Kate Weston can piece together most of the bash at John Doone's house: shots with Stacey Stallard, Ben Cody taking Kate's keys and getting her home early, the feeling that maybe Ben is becoming more than just the guy she's known since they were kids.
But when a picture of Stacey passed out over Deacon Mills's shoulder appears online the next morning, Kate suspects she doesn't have all the details, and begins to ask questions.
What really happened at the party after she left?
Who was still there?
What did they see?
When Stacey levels charges against four of Kate's classmates, the whole town erupts into controversy.

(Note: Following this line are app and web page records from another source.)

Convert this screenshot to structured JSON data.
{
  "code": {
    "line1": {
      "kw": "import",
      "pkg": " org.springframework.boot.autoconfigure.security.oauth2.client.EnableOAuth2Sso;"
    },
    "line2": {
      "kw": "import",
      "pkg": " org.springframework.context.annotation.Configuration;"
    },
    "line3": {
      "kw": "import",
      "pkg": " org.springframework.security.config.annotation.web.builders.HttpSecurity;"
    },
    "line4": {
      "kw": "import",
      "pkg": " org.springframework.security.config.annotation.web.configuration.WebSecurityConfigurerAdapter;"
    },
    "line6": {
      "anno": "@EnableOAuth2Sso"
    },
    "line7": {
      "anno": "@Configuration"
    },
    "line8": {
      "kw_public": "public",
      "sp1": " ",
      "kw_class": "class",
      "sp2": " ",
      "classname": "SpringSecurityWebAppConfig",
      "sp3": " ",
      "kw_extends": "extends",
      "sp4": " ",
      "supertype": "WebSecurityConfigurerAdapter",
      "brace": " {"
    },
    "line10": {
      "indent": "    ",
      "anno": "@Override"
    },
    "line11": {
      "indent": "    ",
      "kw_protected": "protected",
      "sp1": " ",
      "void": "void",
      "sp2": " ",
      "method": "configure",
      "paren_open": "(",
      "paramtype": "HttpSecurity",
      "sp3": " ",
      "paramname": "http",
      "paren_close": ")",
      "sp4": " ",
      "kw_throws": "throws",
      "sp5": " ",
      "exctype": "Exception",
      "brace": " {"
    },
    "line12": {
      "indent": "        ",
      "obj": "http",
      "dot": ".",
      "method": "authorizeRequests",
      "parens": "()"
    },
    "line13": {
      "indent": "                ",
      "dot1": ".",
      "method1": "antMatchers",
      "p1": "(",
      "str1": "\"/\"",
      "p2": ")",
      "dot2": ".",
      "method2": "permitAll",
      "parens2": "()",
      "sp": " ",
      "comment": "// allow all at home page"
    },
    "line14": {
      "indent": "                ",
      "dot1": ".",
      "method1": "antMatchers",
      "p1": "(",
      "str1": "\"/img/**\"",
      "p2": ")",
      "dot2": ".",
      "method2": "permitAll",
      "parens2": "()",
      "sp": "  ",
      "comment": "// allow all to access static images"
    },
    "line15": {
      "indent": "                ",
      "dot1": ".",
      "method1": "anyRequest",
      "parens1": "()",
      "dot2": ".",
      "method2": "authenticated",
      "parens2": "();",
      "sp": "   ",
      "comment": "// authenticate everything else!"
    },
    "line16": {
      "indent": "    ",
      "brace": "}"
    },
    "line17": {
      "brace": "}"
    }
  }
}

Facts that can't be ignored begin to surface, and every answer Kate finds leads back to the same question:
Where was Ben when a terrible crime was committed?
This story&;inspired by real events&;from debut novelist Aaron Hartzler takes an unflinching look at silence as a form of complicity. It's a book about the high stakes of speaking up, and the razor-thin line between guilt and innocence that so often gets blurred, one hundred and forty characters at a time.